**TASK**
Across the entries, how many lines have the string "group" in them? Reply with only a number.

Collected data
================
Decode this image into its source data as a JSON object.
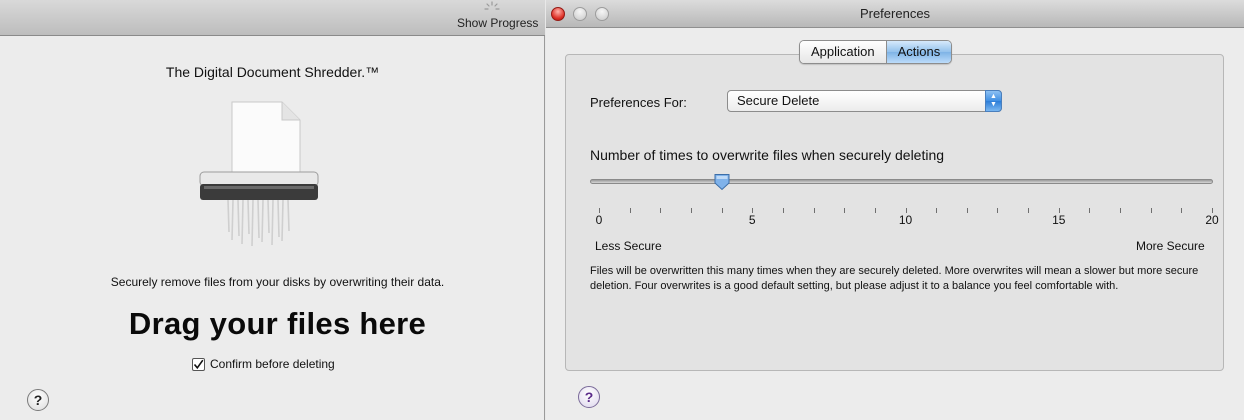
{
  "left_window": {
    "toolbar": {
      "show_progress_label": "Show Progress",
      "spinner_icon": "spinner-icon"
    },
    "app_title": "The Digital Document Shredder.™",
    "shredder_icon": "shredder-icon",
    "description": "Securely remove files from your disks by overwriting their data.",
    "drop_prompt": "Drag your files here",
    "confirm_checkbox": {
      "label": "Confirm before deleting",
      "checked": true
    },
    "help_button": "?"
  },
  "preferences_window": {
    "title": "Preferences",
    "window_controls": [
      "close",
      "minimize",
      "zoom"
    ],
    "tabs": [
      {
        "label": "Application",
        "active": false
      },
      {
        "label": "Actions",
        "active": true
      }
    ],
    "preferences_for": {
      "label": "Preferences For:",
      "selected": "Secure Delete"
    },
    "overwrite": {
      "heading": "Number of times to overwrite files when securely deleting",
      "slider": {
        "min": 0,
        "max": 20,
        "value": 4,
        "tick_count": 21
      },
      "tick_labels": [
        "0",
        "5",
        "10",
        "15",
        "20"
      ],
      "low_label": "Less Secure",
      "high_label": "More Secure",
      "explanation": "Files will be overwritten this many times when they are securely deleted.  More overwrites will mean a slower but more secure deletion.  Four overwrites is a good default setting, but please adjust it to a balance you feel comfortable with."
    },
    "help_button": "?"
  },
  "colors": {
    "close_button": "#dd2f25",
    "active_tab": "#93c1ec",
    "popup_arrows": "#3f8fe3",
    "slider_knob": "#7fb2ea"
  }
}
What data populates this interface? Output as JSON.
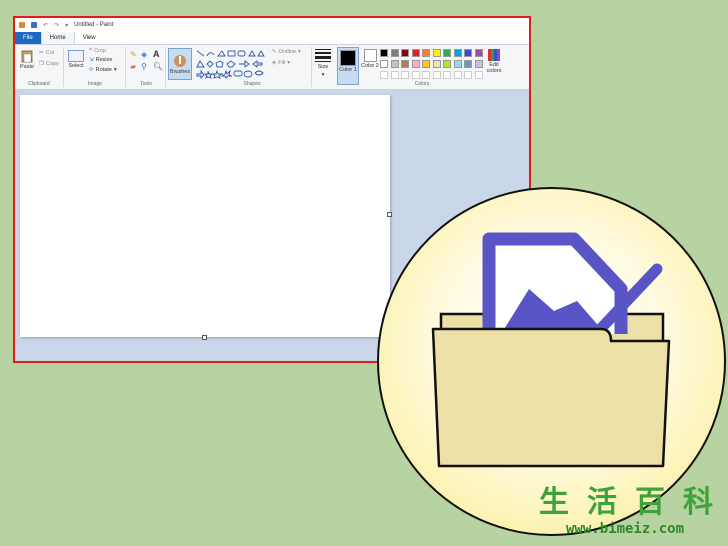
{
  "titlebar": {
    "title": "Untitled - Paint"
  },
  "tabs": [
    {
      "label": "File"
    },
    {
      "label": "Home"
    },
    {
      "label": "View"
    }
  ],
  "ribbon": {
    "clipboard": {
      "paste": "Paste",
      "cut": "Cut",
      "copy": "Copy",
      "group": "Clipboard"
    },
    "image": {
      "select": "Select",
      "crop": "Crop",
      "resize": "Resize",
      "rotate": "Rotate",
      "group": "Image"
    },
    "tools": {
      "group": "Tools",
      "text_tool": "A"
    },
    "brushes": {
      "label": "Brushes"
    },
    "shapes": {
      "outline": "Outline",
      "fill": "Fill",
      "group": "Shapes"
    },
    "size": {
      "label": "Size"
    },
    "colors": {
      "color1": "Color 1",
      "color2": "Color 2",
      "edit": "Edit colors",
      "group": "Colors",
      "palette_row1": [
        "#000000",
        "#7f7f7f",
        "#880015",
        "#ed1c24",
        "#ff7f27",
        "#fff200",
        "#22b14c",
        "#00a2e8",
        "#3f48cc",
        "#a349a4"
      ],
      "palette_row2": [
        "#ffffff",
        "#c3c3c3",
        "#b97a57",
        "#ffaec9",
        "#ffc90e",
        "#efe4b0",
        "#b5e61d",
        "#99d9ea",
        "#7092be",
        "#c8bfe7"
      ]
    }
  },
  "watermark": {
    "chars": [
      "生",
      "活",
      "百",
      "科"
    ],
    "url": "www.bimeiz.com"
  },
  "icon": {
    "name": "open-image-folder",
    "frame_color": "#5a55c6",
    "folder_color": "#ede0a6"
  }
}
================
**RESULT**
5